There are night activities for all ages after Shabbat – except for Kaytana. Shabbat is over late here and past their bedtime : ) Some of the night activities are playing basketball, climbing wall, night swim, capture the flag, “just dance”, and dodgeball. Each eidah by gender had its own activity.

Today’s wake up was a little later than usual (we usually do that Sunday morning, after everyone goes to sleep late Motzei Shabbat) but we packed 3 peulot (activities) into our morning and then had a fun afternoon…with a surprise announcement at shekem about leaving for a cookout! Sometimes skits are done at shekem (or after mincha) by Roshei Eidah or the Roshei Moshava and today’s skit was about running from an invasion which they learned about in shiur – everyone was told they were leaving for their own eidah cookout with pareve Impossible Burgers, corn and s’mores!!! Fun way to make tochnit relevant : )

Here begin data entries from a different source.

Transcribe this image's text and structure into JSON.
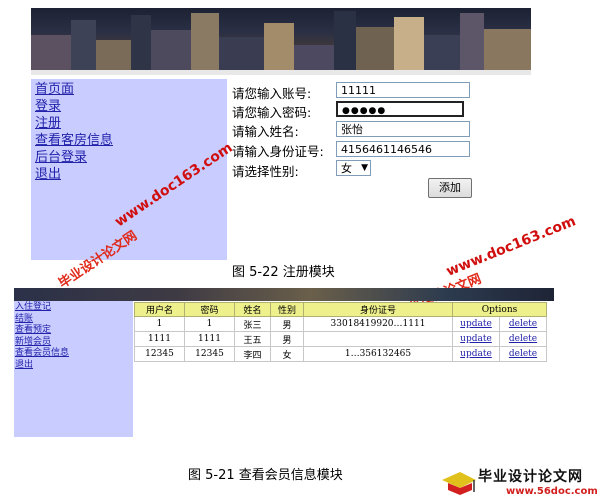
{
  "register_sidebar": {
    "items": [
      "首页面",
      "登录",
      "注册",
      "查看客房信息",
      "后台登录",
      "退出"
    ]
  },
  "register_form": {
    "account_label": "请您输入账号:",
    "account_value": "11111",
    "password_label": "请您输入密码:",
    "password_value": "●●●●●",
    "name_label": "请输入姓名:",
    "name_value": "张怡",
    "id_label": "请输入身份证号:",
    "id_value": "4156461146546",
    "gender_label": "请选择性别:",
    "gender_value": "女",
    "submit_label": "添加"
  },
  "caption_register": "图 5-22 注册模块",
  "member_sidebar": {
    "items": [
      "入住登记",
      "结账",
      "查看预定",
      "新增会员",
      "查看会员信息",
      "退出"
    ]
  },
  "member_table": {
    "headers": [
      "用户名",
      "密码",
      "姓名",
      "性别",
      "身份证号",
      "Options"
    ],
    "rows": [
      {
        "username": "1",
        "password": "1",
        "name": "张三",
        "gender": "男",
        "id_number": "33018419920…1111",
        "update": "update",
        "delete": "delete"
      },
      {
        "username": "1111",
        "password": "1111",
        "name": "王五",
        "gender": "男",
        "id_number": "",
        "update": "update",
        "delete": "delete"
      },
      {
        "username": "12345",
        "password": "12345",
        "name": "李四",
        "gender": "女",
        "id_number": "1…356132465",
        "update": "update",
        "delete": "delete"
      }
    ]
  },
  "caption_members": "图 5-21 查看会员信息模块",
  "watermark": {
    "cn": "毕业设计论文网",
    "en": "www.doc163.com"
  },
  "logo": {
    "title": "毕业设计论文网",
    "url": "www.56doc.com"
  },
  "colors": {
    "sidebar_bg": "#c9ccff",
    "link": "#2222aa",
    "table_header_bg": "#eef08c",
    "watermark": "#d10e0e"
  }
}
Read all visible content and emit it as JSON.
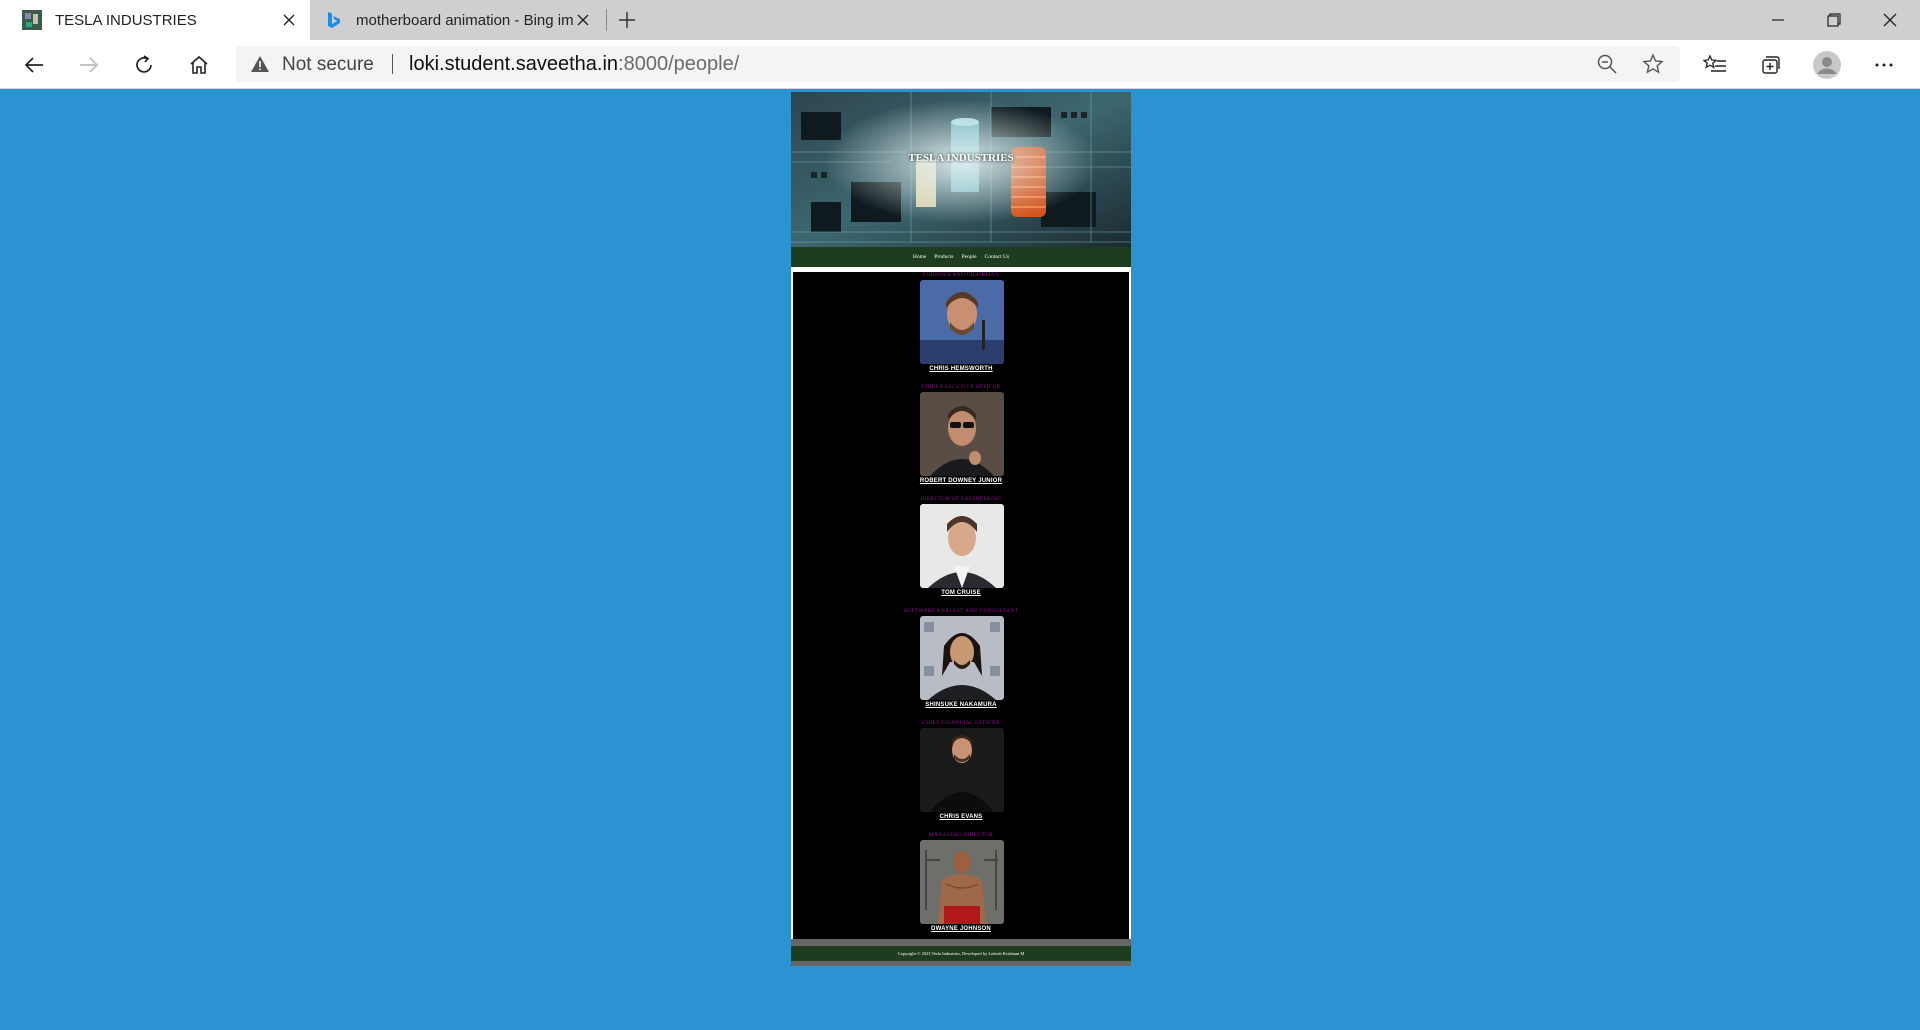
{
  "browser": {
    "tabs": [
      {
        "title": "TESLA INDUSTRIES",
        "active": true
      },
      {
        "title": "motherboard animation - Bing images",
        "active": false
      }
    ],
    "address": {
      "security_label": "Not secure",
      "url_host": "loki.student.saveetha.in",
      "url_rest": ":8000/people/"
    }
  },
  "site": {
    "title": "TESLA INDUSTRIES",
    "nav": [
      "Home",
      "Products",
      "People",
      "Contact Us"
    ],
    "people": [
      {
        "role": "FOUNDER AND CHAIRMAN",
        "name": "CHRIS HEMSWORTH"
      },
      {
        "role": "CHIEF EXECUTIVE OFFICER",
        "name": "ROBERT DOWNEY JUNIOR"
      },
      {
        "role": "DIRECTOR OF ENGINEERING",
        "name": "TOM CRUISE"
      },
      {
        "role": "SOFTWARE ANALYST AND CONSULTANT",
        "name": "SHINSUKE NAKAMURA"
      },
      {
        "role": "CHIEF FINANCIAL OFFICER",
        "name": "CHRIS EVANS"
      },
      {
        "role": "MANAGING DIRECTOR",
        "name": "DWAYNE JOHNSON"
      }
    ],
    "footer": "Copyright © 2023 Tesla Industries, Developed by Lokesh Krishnan M"
  },
  "colors": {
    "page_background": "#2b93d1",
    "nav_background": "#1e3d1e",
    "role_text": "#8b1a8b"
  }
}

Kaytana learned about Yosef and his dreams by visiting our camp planetarium (yes, Camp Stone has a planetarium, you read that correctly) and talking about the stars and constellations. They tie-dyed shirts after learning about his “colored coat” and then went “down to Egypt” away from “a famine” to their…yup, you guess it: Impossible Burgers, corn and s’mores.

Machal spends a little time each morning learning a section from Sefer Yehoshua, which serves as a trigger for a discussion about leadership, building community, creating societal values and other important themes that the Machal program spends time developing. Each counselor learns with a small group after tefillah – the same group for the whole month. Today, after tefillah and shiur, they left for an eight-mile hike, followed by tubing down the Buckaloons for about 3 miles. Such a fun day for them!! And it ended with….Impossible Burgers etc etc.

 

New Camper Registration Opens November 1.

About the Chanukah Raffle

Dear Camp Stone Community,

It is an incredible feeling to reconnect with everyone once again at the beginning of our 2021 camp season.

We are writing to you today, first and foremost, to express tremendous gratitude.

Hakarat HaTov, literally “recognizing the good”, is an important and fundamental principle in our community. We, at Camp Stone, want to express our Hakarat HaTov to everyone receiving this email for your unwavering support, especially this past summer. Whether you provided financial assistance through your donated tuition dollars, participated in Indoor World, or connected with the Camp Stone community in other ways, together we had an incredibly successful, albeit different, summer experience.

There is no substitute for being in Sugar Grove, Pennsylvania, and this summer, B’ezrat Hashem, we will be back at Camp Stone, in person, in full force.

To achieve that goal, we must continue to ensure the financial success of our home away from home that we all know and love so deeply. The logo on top, featuring the slogan “Stone. Forever.” also features a Ner Tamid, an “eternal flame.” The year 1969, etched into the logo, is the year camp was founded. Symbolically, the overall image represents the idea that Camp Stone began many years ago and must endure forever, always burning brightly, and always an integral part of our collective conscience.

On that note, we are excited to announce that our annual Chanukah Campaign will be a raffle taking place over all 8 nights of Chanukah with prizes for both campers and parents/alumni!!

Please go back to the web page  to purchase raffle tickets and help us achieve 100% participation from our entire camp community!

Looking forward to being in touch with all of you in the near future.

Sincerely,

Yakov & Estee, Co-Directors